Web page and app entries
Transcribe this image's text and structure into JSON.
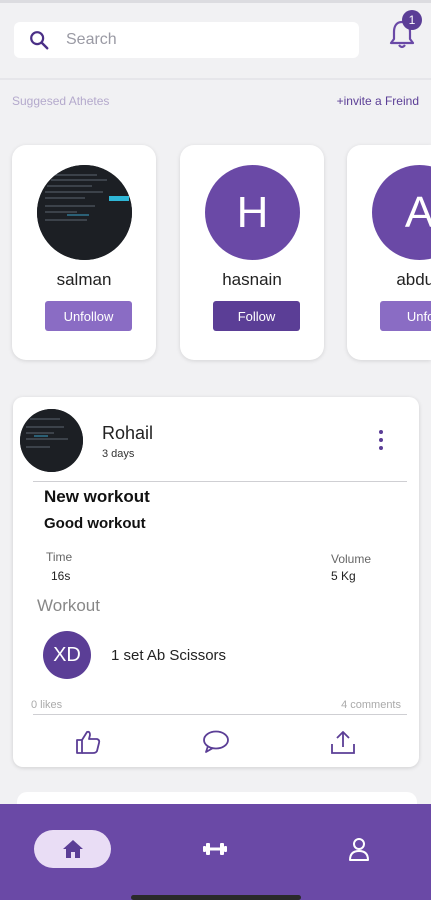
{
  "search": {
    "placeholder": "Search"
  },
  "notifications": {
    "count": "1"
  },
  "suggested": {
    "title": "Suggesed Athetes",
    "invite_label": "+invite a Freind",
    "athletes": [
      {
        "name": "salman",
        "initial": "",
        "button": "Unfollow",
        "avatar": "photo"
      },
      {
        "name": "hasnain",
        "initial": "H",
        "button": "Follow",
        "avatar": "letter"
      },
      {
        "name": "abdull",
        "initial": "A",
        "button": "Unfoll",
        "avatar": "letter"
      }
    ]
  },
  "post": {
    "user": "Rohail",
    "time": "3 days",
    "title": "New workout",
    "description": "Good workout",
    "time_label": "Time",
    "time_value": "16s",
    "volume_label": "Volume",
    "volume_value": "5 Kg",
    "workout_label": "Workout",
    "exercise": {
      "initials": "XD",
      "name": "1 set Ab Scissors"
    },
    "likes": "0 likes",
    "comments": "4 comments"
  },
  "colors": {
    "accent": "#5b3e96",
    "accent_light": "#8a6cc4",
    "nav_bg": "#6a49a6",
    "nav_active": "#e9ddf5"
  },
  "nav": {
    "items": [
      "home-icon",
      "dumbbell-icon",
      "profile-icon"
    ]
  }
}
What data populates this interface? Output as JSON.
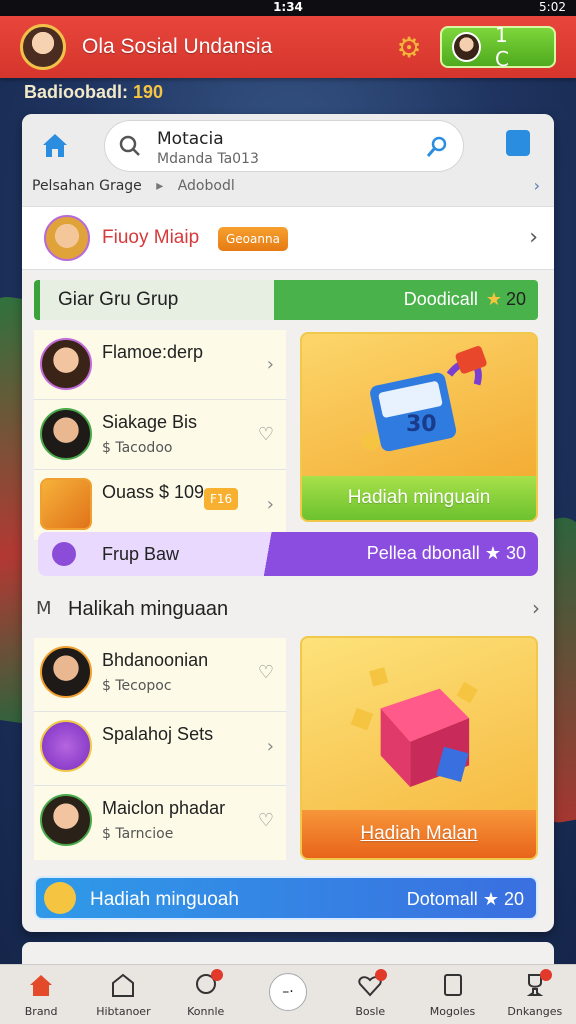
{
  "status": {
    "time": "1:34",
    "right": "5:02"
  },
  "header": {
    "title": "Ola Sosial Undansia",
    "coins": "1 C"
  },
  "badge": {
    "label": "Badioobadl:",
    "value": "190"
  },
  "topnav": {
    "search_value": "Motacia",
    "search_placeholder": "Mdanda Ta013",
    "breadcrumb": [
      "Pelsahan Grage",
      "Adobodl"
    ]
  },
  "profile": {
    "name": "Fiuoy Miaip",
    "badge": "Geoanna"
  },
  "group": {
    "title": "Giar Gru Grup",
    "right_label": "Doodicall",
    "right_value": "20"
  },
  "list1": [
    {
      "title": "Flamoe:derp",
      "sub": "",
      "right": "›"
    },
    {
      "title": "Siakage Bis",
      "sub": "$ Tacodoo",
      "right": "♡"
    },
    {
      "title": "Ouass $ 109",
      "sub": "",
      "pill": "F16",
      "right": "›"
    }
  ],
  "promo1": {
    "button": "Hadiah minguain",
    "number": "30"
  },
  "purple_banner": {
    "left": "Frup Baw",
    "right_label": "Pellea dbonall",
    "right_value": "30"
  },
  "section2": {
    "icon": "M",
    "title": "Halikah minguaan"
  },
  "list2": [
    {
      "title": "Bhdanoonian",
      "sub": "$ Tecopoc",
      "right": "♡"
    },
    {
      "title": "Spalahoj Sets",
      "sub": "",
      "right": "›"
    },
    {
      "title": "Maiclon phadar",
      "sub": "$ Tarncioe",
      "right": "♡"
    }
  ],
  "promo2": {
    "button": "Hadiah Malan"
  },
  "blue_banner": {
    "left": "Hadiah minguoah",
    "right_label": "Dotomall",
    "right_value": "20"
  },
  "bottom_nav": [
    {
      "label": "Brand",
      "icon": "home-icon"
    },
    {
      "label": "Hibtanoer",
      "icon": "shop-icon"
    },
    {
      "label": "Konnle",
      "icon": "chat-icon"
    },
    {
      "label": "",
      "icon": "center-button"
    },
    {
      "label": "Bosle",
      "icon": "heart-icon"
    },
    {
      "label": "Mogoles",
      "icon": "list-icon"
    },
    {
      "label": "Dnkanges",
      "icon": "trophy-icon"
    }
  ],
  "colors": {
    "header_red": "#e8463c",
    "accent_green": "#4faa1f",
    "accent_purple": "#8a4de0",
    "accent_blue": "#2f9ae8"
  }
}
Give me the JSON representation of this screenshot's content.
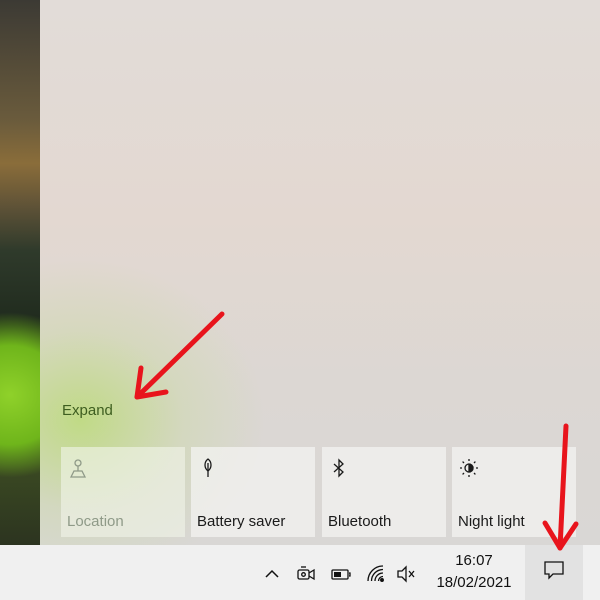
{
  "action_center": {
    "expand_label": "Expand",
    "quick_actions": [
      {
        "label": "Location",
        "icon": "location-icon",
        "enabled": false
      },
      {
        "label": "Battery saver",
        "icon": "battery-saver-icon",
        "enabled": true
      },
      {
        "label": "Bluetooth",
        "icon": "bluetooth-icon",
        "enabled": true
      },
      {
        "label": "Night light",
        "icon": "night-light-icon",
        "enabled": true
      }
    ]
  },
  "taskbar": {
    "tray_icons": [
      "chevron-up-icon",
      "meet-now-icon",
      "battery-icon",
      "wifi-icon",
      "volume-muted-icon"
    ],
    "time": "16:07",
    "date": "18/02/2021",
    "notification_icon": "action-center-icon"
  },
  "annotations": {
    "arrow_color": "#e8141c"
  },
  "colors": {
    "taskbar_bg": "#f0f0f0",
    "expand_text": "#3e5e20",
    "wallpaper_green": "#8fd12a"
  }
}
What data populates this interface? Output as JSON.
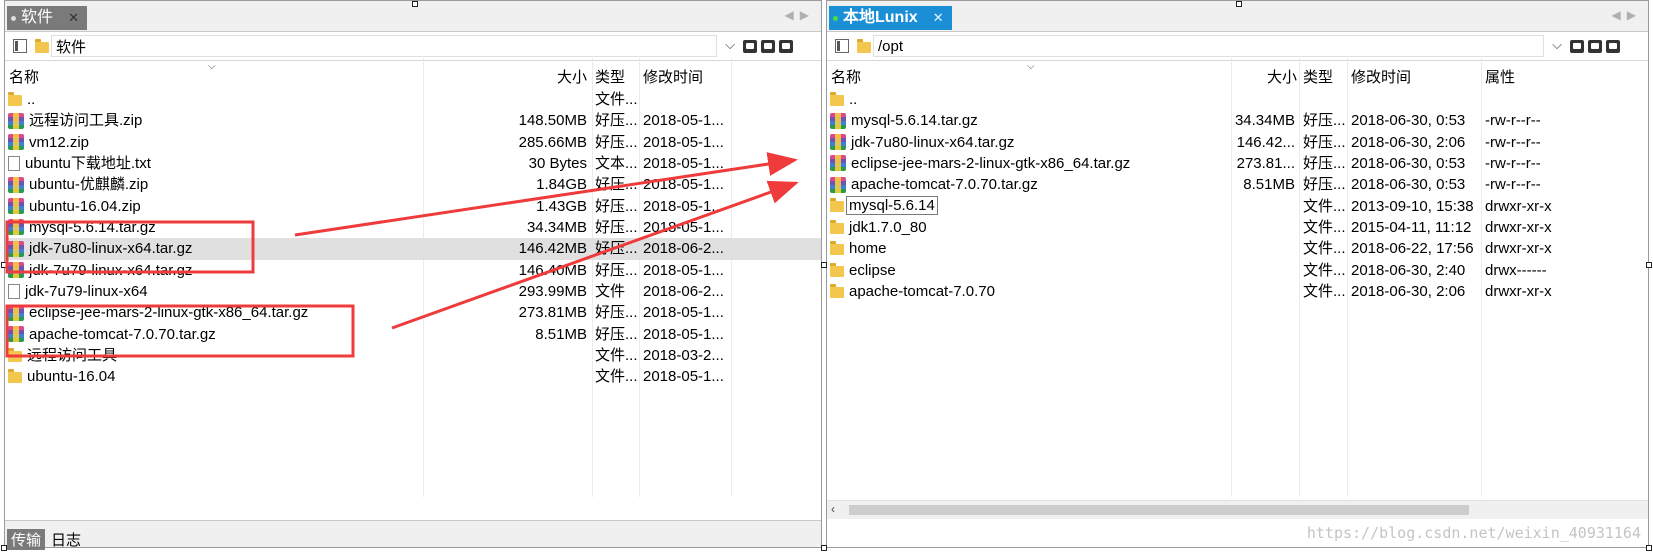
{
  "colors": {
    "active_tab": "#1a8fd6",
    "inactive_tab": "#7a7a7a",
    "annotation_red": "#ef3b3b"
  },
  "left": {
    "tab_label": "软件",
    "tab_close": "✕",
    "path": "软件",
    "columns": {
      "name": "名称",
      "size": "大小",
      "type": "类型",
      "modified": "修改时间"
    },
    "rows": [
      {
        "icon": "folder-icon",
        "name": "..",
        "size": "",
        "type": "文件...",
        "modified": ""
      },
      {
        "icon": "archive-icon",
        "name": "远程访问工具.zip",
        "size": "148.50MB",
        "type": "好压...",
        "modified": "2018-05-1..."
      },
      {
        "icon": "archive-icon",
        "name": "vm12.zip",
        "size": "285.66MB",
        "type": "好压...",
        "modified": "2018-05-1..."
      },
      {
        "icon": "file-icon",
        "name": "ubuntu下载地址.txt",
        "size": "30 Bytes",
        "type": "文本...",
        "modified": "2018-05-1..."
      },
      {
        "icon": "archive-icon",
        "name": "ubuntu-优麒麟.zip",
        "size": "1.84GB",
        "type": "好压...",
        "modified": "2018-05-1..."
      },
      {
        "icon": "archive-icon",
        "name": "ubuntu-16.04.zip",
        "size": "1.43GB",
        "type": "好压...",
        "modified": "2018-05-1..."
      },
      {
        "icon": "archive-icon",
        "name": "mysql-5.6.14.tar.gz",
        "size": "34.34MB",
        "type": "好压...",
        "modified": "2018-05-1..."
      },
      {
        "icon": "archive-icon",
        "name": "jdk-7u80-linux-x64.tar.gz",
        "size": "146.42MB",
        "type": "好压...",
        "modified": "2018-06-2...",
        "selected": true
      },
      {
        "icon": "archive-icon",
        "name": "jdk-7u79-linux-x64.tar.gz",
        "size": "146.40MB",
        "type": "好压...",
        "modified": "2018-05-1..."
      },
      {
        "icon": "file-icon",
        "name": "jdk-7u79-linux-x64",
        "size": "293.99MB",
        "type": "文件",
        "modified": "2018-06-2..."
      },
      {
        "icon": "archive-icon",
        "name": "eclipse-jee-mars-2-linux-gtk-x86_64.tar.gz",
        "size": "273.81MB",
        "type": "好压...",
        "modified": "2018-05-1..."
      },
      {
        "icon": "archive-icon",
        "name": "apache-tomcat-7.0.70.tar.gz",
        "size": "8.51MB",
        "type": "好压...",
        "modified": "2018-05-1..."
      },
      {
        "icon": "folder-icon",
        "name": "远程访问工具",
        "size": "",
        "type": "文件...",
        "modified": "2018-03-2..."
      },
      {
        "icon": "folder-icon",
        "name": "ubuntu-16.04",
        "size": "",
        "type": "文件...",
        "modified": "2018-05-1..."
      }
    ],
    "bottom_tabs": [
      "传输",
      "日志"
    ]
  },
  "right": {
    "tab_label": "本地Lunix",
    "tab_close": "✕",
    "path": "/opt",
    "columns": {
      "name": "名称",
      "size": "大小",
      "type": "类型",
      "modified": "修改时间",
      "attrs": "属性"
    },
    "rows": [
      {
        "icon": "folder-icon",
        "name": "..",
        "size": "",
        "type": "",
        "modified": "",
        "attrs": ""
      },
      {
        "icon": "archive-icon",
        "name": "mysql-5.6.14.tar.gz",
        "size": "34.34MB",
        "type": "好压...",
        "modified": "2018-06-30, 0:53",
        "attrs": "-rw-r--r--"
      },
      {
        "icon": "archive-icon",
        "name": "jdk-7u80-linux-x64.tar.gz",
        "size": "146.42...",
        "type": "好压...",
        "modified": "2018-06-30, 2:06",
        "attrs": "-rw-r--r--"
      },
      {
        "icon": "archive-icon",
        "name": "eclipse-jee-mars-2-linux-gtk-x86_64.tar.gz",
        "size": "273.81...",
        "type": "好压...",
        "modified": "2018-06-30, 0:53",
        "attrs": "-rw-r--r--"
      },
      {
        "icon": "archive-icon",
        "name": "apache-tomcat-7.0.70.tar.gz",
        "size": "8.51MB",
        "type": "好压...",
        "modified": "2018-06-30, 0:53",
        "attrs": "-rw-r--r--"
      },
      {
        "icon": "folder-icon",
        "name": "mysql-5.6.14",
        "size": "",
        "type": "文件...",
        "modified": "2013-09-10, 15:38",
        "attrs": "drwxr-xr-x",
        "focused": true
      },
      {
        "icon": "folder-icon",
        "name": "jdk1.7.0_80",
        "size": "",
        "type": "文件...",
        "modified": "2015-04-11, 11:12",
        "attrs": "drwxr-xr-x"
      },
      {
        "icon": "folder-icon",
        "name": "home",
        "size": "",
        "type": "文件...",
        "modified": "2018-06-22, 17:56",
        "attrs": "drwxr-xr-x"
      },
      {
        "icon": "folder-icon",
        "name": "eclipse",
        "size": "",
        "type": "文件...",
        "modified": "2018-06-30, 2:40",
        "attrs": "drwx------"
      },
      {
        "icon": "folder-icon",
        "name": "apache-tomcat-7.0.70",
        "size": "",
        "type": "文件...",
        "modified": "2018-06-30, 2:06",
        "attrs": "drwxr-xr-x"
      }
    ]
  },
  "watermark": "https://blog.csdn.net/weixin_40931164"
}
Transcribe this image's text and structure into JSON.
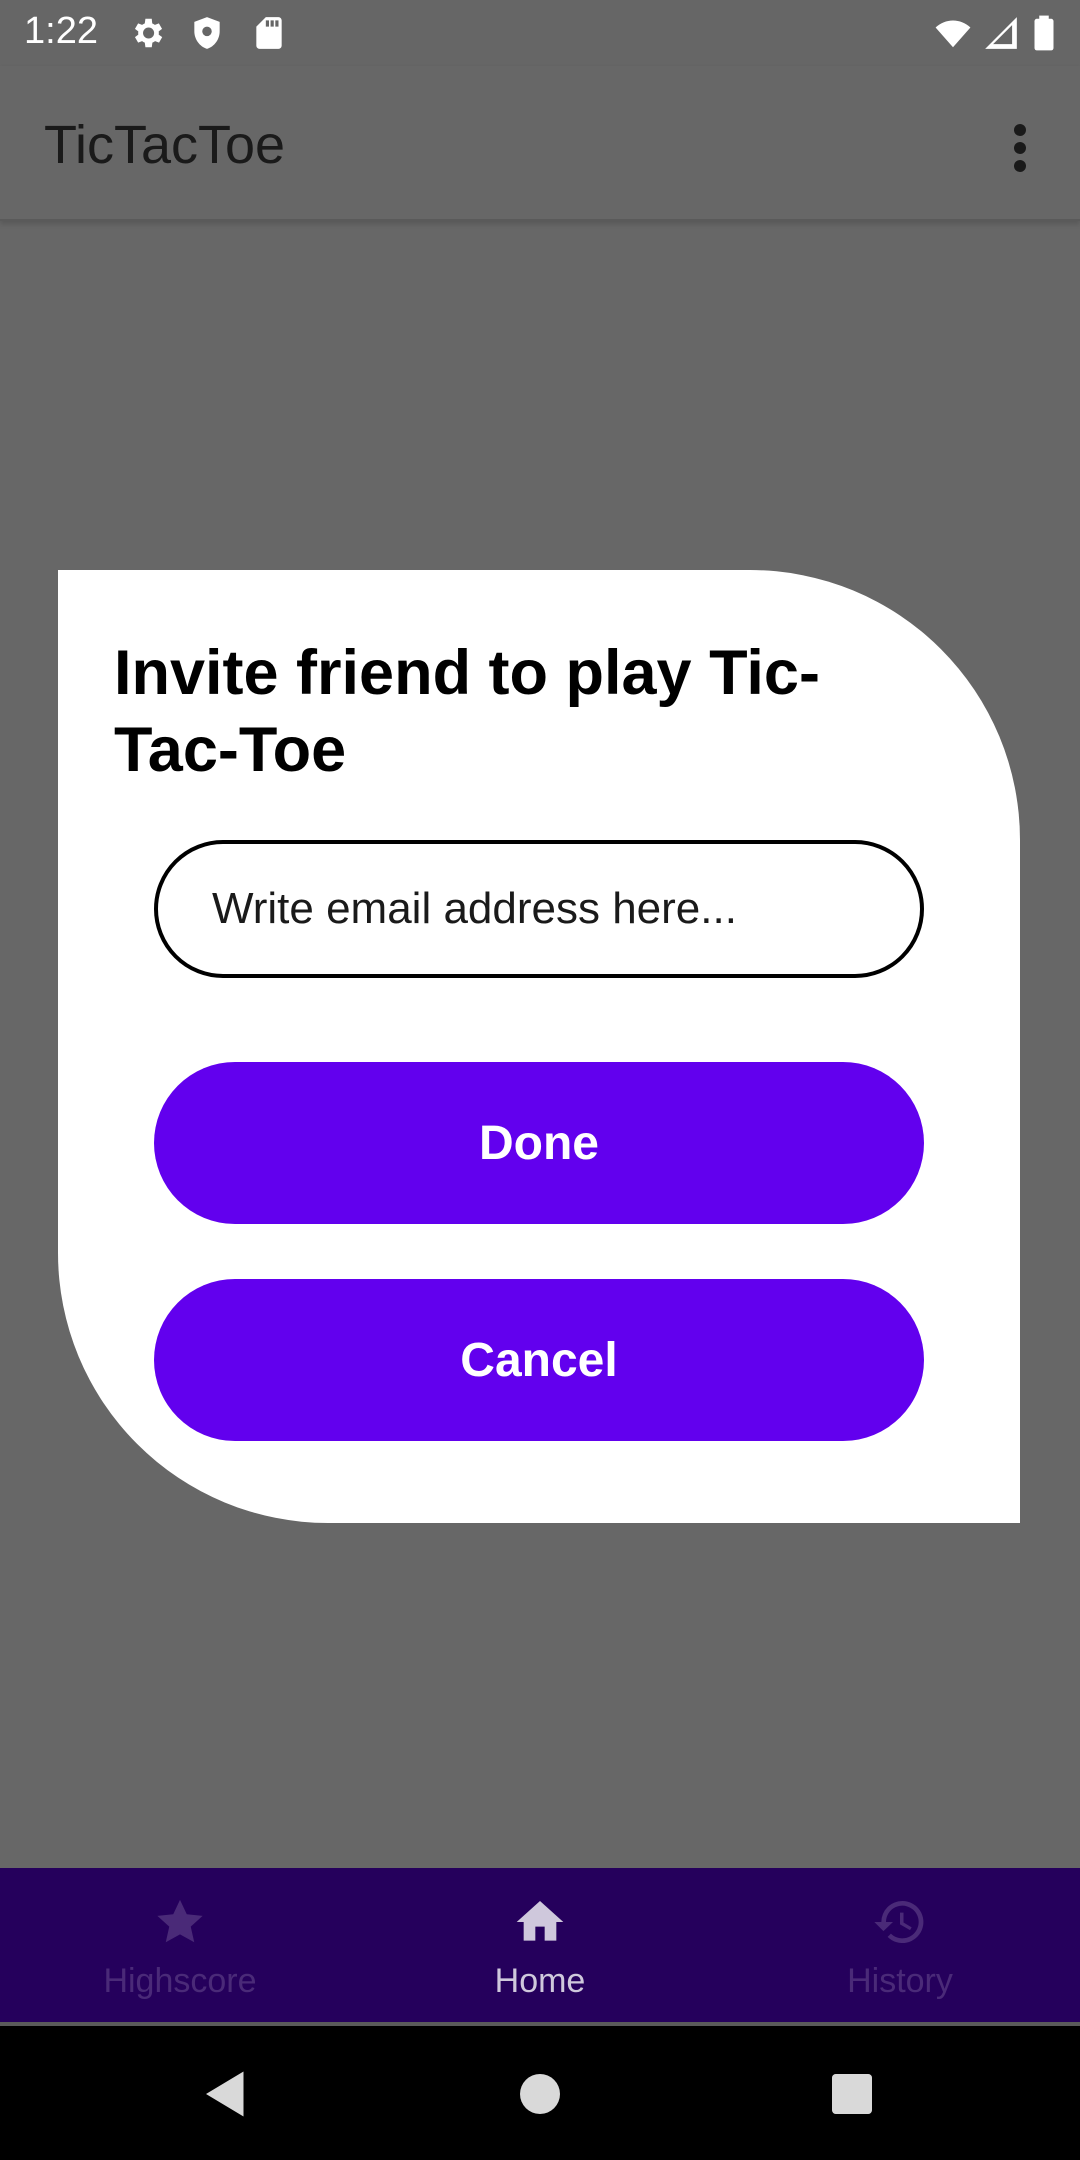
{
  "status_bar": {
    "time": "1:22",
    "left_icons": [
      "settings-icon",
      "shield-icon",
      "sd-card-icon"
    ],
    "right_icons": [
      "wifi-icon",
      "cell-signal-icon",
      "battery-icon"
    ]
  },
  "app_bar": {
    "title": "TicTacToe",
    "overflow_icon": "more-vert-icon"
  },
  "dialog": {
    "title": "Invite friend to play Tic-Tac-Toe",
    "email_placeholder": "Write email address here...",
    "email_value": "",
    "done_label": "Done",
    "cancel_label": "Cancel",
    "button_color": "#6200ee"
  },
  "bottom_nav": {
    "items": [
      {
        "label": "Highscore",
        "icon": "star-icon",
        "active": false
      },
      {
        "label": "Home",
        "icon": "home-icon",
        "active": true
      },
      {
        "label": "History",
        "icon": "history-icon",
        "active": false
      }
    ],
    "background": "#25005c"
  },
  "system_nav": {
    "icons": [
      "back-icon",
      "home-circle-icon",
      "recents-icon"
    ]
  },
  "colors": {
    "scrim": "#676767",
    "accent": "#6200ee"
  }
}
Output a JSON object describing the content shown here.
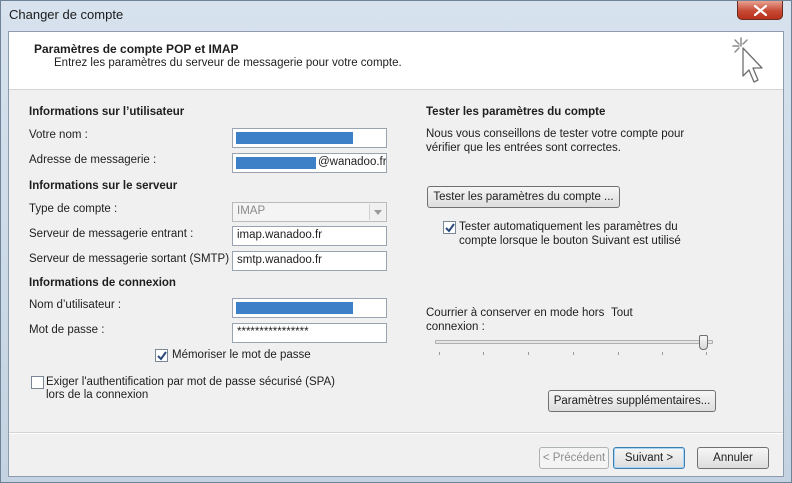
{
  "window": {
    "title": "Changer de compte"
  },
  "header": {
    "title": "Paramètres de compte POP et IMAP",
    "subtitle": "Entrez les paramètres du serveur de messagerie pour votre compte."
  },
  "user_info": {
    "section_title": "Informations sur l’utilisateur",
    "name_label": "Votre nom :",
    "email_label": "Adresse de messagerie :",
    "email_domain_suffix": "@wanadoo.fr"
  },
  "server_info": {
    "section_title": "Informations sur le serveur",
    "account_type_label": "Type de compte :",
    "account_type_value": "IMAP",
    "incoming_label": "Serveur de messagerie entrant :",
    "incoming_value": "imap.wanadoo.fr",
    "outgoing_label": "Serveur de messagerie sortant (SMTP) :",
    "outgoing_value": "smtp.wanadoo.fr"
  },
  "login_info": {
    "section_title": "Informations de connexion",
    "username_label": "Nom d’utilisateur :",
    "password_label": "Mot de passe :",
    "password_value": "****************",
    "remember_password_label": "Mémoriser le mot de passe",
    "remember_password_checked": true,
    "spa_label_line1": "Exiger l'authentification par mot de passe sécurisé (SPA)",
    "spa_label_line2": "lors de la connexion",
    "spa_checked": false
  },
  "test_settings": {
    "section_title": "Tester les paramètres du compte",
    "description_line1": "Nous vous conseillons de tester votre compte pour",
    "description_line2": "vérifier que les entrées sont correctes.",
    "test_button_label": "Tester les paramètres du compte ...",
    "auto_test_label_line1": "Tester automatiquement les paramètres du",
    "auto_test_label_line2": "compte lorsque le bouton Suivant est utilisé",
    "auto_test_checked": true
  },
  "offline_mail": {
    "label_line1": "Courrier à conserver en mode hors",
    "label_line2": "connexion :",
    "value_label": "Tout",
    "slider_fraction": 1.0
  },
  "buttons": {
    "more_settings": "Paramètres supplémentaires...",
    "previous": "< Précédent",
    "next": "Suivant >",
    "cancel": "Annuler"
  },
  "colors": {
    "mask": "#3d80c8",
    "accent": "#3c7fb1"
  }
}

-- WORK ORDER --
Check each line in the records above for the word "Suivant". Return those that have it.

-- RESULT FOR THIS EXERCISE --
    "auto_test_label_line2": "compte lorsque le bouton Suivant est utilisé",
    "next": "Suivant >",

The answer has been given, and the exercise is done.